I can imagine God expressing outrage at all of the sins of the world in a way that is completely general and proportionate. I can’t imagine a moral human being doing this, certainly not a psychologically normal human being, in a world so full of outrages. And these psychological and emotional limitations are probably a blessing. It would be unpleasant, even debilitating, to have a constant awareness of all of the evil in the world. Thus, the goal of evenly distributing and proportioning our outrage is neither achievable nor desirable.
A dialectical dead end
How troubled should we be that Black Lives Matter protestors become enraged when police in the U.S. shoot black men, but not when police shoot white men (more in fact) under similar circumstances? Or that conservatives react more strongly to terrorist incidents than to ordinary mass shootings with similar death tolls? I believe that the answer is “not very.” Many of these emotional differences are the products of divergent political views, some of which are reasonable. Differing experiences and life projects can also innocuously explain different levels of outrage. Finally, all outrage must be at least somewhat selective given the psychological limitations of human beings.
If what I’ve argued is correct, then a lot of people are needlessly working themselves into a froth of anger over supposed hypocrisies that turn out not to be hypocritical at all. None of this is to deny that hypocrisy exists. Surely it explains some of the patterns of outrage that we observe. But far too much mental and emotional energy is being expended trying to uncover these failings. If you succeed in locating a morally dubious inconsistency in someone’s social media fulminations, then you have the satisfaction of a “gotcha!” moment. But I suspect that calling someone a hypocrite, even deservedly, is unlikely to persuade. It may even cause him to double down.

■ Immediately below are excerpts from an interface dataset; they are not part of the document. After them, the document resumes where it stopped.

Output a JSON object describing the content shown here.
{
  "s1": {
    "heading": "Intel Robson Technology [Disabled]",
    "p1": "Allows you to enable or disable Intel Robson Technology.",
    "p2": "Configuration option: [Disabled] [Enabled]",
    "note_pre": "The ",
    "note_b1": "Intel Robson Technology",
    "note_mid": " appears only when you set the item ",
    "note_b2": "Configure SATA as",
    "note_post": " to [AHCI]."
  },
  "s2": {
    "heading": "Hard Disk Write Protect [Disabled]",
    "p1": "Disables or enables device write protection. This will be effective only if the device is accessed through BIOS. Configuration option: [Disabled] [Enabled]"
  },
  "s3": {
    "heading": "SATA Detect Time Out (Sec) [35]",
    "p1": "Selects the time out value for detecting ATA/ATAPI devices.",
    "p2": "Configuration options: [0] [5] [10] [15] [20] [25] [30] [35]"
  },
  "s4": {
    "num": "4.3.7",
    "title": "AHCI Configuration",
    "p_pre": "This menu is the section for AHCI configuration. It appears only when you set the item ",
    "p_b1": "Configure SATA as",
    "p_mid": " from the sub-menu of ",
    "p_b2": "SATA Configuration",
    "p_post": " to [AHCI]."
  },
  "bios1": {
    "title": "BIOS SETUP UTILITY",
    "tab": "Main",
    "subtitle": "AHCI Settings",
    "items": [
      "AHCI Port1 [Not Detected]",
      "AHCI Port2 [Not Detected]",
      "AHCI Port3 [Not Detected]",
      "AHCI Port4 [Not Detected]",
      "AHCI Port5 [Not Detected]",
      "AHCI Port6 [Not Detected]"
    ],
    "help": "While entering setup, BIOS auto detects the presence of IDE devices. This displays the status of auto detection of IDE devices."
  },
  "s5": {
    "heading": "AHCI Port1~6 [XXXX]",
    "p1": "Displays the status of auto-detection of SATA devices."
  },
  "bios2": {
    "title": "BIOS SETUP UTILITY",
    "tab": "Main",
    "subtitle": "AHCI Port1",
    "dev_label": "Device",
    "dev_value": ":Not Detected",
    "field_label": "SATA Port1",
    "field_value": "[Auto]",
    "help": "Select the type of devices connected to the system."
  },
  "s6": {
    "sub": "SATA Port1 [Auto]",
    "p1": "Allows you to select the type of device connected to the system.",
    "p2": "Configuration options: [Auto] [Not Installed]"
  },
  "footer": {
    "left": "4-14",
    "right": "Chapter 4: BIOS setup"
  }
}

Politicians and well-known commentators are more apt targets of this kind of scrutiny, partly because their statements carry a greater degree of significance. Even here, however, most criticisms worth making can be made without mention of selective outrage. If Trump calls the press liars when he himself is a liar, the real issue is his dishonesty, not his selective outrage. I recently criticized CU Boulder administrators for “encouraging” faculty to begin their classes with an anti-racist statement on Charlottesville when there had been no such demand response to similar atrocities. Here the issue, as I saw it, was obnoxious political activism, not selective outrage.
To those who remain unconvinced, I have a challenge: are you outraged by all instances of selective outrage that come to your attention? If so, then you expend an unreasonable amount of emotional energy being triggered by other people’s selective outrage. If not, then do you have a principled reason for why some instances of selective outrage, the especially outrageous ones, trigger you, but not others? Are these especially outrageous instances of selective outrage more outrageous than all other outrages that are vying for your outrage?
If you are unwilling or unable to impose this degree of consistency on your own condemnations of selective outrage then you are, by your own lights, a hypocrite. If this degree of consistency seems an unreasonable demand, then you should agree with me. There are many bad things in the world more deserving of your outrage than the selective outrage of others.